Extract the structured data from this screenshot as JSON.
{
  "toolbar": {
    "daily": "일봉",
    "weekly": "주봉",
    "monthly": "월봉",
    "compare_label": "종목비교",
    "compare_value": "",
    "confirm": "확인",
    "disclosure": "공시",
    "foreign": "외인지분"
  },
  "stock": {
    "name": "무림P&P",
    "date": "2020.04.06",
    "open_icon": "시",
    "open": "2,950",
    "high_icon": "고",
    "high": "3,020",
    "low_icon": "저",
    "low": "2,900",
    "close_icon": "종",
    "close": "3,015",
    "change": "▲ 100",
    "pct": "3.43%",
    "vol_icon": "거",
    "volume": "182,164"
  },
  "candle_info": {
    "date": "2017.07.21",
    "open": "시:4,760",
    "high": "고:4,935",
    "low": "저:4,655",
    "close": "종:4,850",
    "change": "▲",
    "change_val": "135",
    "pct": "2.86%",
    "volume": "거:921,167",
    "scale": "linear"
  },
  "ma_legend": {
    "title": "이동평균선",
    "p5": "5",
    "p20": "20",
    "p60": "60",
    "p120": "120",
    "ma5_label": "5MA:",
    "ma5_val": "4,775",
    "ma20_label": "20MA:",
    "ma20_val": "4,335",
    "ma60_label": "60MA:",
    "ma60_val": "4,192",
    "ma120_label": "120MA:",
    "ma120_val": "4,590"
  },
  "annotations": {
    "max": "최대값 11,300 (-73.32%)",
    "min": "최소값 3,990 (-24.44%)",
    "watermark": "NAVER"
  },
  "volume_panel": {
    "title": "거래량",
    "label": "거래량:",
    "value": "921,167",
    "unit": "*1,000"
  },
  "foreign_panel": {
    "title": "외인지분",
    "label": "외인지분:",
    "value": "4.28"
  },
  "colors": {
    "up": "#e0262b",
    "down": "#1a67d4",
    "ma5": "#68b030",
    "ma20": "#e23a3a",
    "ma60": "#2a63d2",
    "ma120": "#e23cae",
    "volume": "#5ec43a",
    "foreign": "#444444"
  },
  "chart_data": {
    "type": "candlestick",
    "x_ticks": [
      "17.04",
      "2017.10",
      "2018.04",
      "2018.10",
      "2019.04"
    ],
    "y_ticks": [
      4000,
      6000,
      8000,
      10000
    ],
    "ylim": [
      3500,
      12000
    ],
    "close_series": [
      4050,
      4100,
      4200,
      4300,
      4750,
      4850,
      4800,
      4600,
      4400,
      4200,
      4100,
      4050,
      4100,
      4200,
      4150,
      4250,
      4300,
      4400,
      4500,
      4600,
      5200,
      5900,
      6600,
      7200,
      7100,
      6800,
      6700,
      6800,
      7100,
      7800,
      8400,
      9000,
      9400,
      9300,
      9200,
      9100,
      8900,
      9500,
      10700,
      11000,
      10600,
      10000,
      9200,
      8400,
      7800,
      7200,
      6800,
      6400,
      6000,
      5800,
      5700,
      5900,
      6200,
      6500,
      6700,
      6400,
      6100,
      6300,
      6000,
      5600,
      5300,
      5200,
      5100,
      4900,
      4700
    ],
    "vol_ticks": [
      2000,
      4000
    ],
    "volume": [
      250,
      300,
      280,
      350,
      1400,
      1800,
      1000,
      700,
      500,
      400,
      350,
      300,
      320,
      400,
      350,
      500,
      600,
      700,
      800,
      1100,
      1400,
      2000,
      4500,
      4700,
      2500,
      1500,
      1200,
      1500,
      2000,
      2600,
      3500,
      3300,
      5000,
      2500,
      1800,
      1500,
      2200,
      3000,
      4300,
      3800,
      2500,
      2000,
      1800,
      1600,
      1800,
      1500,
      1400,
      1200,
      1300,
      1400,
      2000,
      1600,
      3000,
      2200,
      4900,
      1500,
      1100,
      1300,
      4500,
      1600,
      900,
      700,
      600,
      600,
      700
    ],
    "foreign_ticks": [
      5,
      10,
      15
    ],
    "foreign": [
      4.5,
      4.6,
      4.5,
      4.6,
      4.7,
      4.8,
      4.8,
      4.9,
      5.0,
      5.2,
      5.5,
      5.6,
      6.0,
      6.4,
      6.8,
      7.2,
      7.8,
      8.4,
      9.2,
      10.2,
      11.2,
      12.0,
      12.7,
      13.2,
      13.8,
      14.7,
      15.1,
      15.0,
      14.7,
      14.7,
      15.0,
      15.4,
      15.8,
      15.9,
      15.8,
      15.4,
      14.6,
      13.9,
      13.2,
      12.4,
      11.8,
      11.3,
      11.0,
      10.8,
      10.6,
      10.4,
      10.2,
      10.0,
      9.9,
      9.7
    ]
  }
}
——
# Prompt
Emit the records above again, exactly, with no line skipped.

# Written response
Extract the structured data from this screenshot as JSON.
{
  "toolbar": {
    "daily": "일봉",
    "weekly": "주봉",
    "monthly": "월봉",
    "compare_label": "종목비교",
    "compare_value": "",
    "confirm": "확인",
    "disclosure": "공시",
    "foreign": "외인지분"
  },
  "stock": {
    "name": "무림P&P",
    "date": "2020.04.06",
    "open_icon": "시",
    "open": "2,950",
    "high_icon": "고",
    "high": "3,020",
    "low_icon": "저",
    "low": "2,900",
    "close_icon": "종",
    "close": "3,015",
    "change": "▲ 100",
    "pct": "3.43%",
    "vol_icon": "거",
    "volume": "182,164"
  },
  "candle_info": {
    "date": "2017.07.21",
    "open": "시:4,760",
    "high": "고:4,935",
    "low": "저:4,655",
    "close": "종:4,850",
    "change": "▲",
    "change_val": "135",
    "pct": "2.86%",
    "volume": "거:921,167",
    "scale": "linear"
  },
  "ma_legend": {
    "title": "이동평균선",
    "p5": "5",
    "p20": "20",
    "p60": "60",
    "p120": "120",
    "ma5_label": "5MA:",
    "ma5_val": "4,775",
    "ma20_label": "20MA:",
    "ma20_val": "4,335",
    "ma60_label": "60MA:",
    "ma60_val": "4,192",
    "ma120_label": "120MA:",
    "ma120_val": "4,590"
  },
  "annotations": {
    "max": "최대값 11,300 (-73.32%)",
    "min": "최소값 3,990 (-24.44%)",
    "watermark": "NAVER"
  },
  "volume_panel": {
    "title": "거래량",
    "label": "거래량:",
    "value": "921,167",
    "unit": "*1,000"
  },
  "foreign_panel": {
    "title": "외인지분",
    "label": "외인지분:",
    "value": "4.28"
  },
  "colors": {
    "up": "#e0262b",
    "down": "#1a67d4",
    "ma5": "#68b030",
    "ma20": "#e23a3a",
    "ma60": "#2a63d2",
    "ma120": "#e23cae",
    "volume": "#5ec43a",
    "foreign": "#444444"
  },
  "chart_data": {
    "type": "candlestick",
    "x_ticks": [
      "17.04",
      "2017.10",
      "2018.04",
      "2018.10",
      "2019.04"
    ],
    "y_ticks": [
      4000,
      6000,
      8000,
      10000
    ],
    "ylim": [
      3500,
      12000
    ],
    "close_series": [
      4050,
      4100,
      4200,
      4300,
      4750,
      4850,
      4800,
      4600,
      4400,
      4200,
      4100,
      4050,
      4100,
      4200,
      4150,
      4250,
      4300,
      4400,
      4500,
      4600,
      5200,
      5900,
      6600,
      7200,
      7100,
      6800,
      6700,
      6800,
      7100,
      7800,
      8400,
      9000,
      9400,
      9300,
      9200,
      9100,
      8900,
      9500,
      10700,
      11000,
      10600,
      10000,
      9200,
      8400,
      7800,
      7200,
      6800,
      6400,
      6000,
      5800,
      5700,
      5900,
      6200,
      6500,
      6700,
      6400,
      6100,
      6300,
      6000,
      5600,
      5300,
      5200,
      5100,
      4900,
      4700
    ],
    "vol_ticks": [
      2000,
      4000
    ],
    "volume": [
      250,
      300,
      280,
      350,
      1400,
      1800,
      1000,
      700,
      500,
      400,
      350,
      300,
      320,
      400,
      350,
      500,
      600,
      700,
      800,
      1100,
      1400,
      2000,
      4500,
      4700,
      2500,
      1500,
      1200,
      1500,
      2000,
      2600,
      3500,
      3300,
      5000,
      2500,
      1800,
      1500,
      2200,
      3000,
      4300,
      3800,
      2500,
      2000,
      1800,
      1600,
      1800,
      1500,
      1400,
      1200,
      1300,
      1400,
      2000,
      1600,
      3000,
      2200,
      4900,
      1500,
      1100,
      1300,
      4500,
      1600,
      900,
      700,
      600,
      600,
      700
    ],
    "foreign_ticks": [
      5,
      10,
      15
    ],
    "foreign": [
      4.5,
      4.6,
      4.5,
      4.6,
      4.7,
      4.8,
      4.8,
      4.9,
      5.0,
      5.2,
      5.5,
      5.6,
      6.0,
      6.4,
      6.8,
      7.2,
      7.8,
      8.4,
      9.2,
      10.2,
      11.2,
      12.0,
      12.7,
      13.2,
      13.8,
      14.7,
      15.1,
      15.0,
      14.7,
      14.7,
      15.0,
      15.4,
      15.8,
      15.9,
      15.8,
      15.4,
      14.6,
      13.9,
      13.2,
      12.4,
      11.8,
      11.3,
      11.0,
      10.8,
      10.6,
      10.4,
      10.2,
      10.0,
      9.9,
      9.7
    ]
  }
}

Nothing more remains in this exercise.